We’re all familiar with the text and image ads we see on websites as we surf the web. When running SEM for B2B, your strategy for display should be aggressive and diverse...without oversaturating your prospective customers with the same (and potentially irrelevant) message. We recommend that every feature/benefit/case study page on your website be considered for mid-funnel retargeting for Google Display Network (GDN). Also, if relevant to your own specific goals, you should also consider prominently featuring upsell/upgrade ads that send prospects to your paid conversion page as well.
GDN: Display Responsive Ad in SEM for B2B:
In terms of specific tactics to use in SEM for B2B, we’ve recently found that Google’s new Display Responsive Ad offering seems to perform exceptionally well in the GDN mid-funnel. These ads combine a relevant, Facebook-sized image with text messaging, and they get shown frequently if they appear in your account.
Video ads (full pre-roll video and bumpers) in SEM for B2B:
Mid-funnel video can also be very effective when used in limited doses in your SEM for B2B campaigns. These ads are shown as pre-roll ads before YouTube videos. Because of the way YouTube makes a distinction between “impressions” (which is what YouTube calls pre-roll video ads that are not viewed past 30 seconds - and for which YouTube does not charge advertisers) and paid views that go past 30 seconds, there’s potentially very strong return on investment here.
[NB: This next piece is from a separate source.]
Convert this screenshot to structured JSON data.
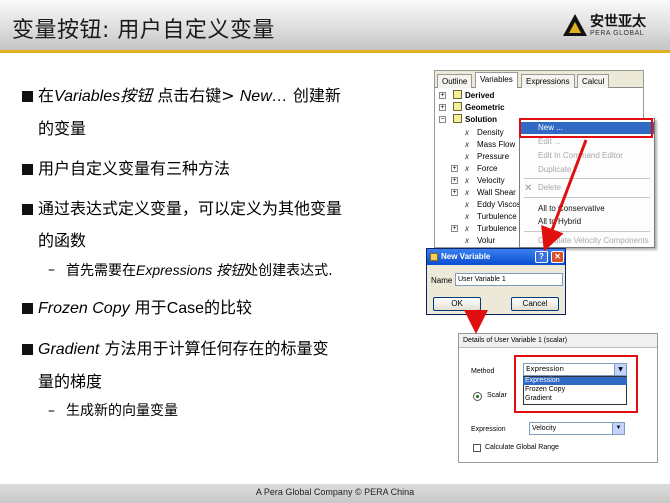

For your B2B search marketing campaigns, we recommend you use diverse messaging if your budget allows. We also recommend using varied video lengths and formats. (Videos that are much longer than 30 seconds may not do as well, however.)
When running SEM for B2B campaigns, we’ve also found that Google’s new 6 second bumper video offerings can also be quite effective. It should be noted that video is rarely going to be a direct-response channel for B2B. Your clickthrough rates and conversion rates from video will be extremely low. However, video has been shown to be a strong conversion influencer when your prospective customers finally decide to make their purchase decisions.
It’s important to remember when running SEM for B2B campaigns that for many B2B businesses, some (or much) of the sales process can take place off the website. In order to properly attribute your marketing efforts, you should also be recording and attributing non-web and offline interactions appropriately. Many leading B2B businesses integrate their CRM databases to track interactions in digital channels such as AdWords. However, a predictive advertising solution can algorithmically attribute all click data to your marketing funnel to pull clearer, data-driven insights that can directly drive stronger campaign performance.
About the Author
Andrew Park is a content marketing manager at QuanticMind. A UC Berkeley graduate and lifelong Bay Area resident, Andrew has done tours of duty in editorial, PR and marketing, and now works with the QuanticMind team to communicate the importance of data science and machine learning in digital advertising.More Content by Andrew Park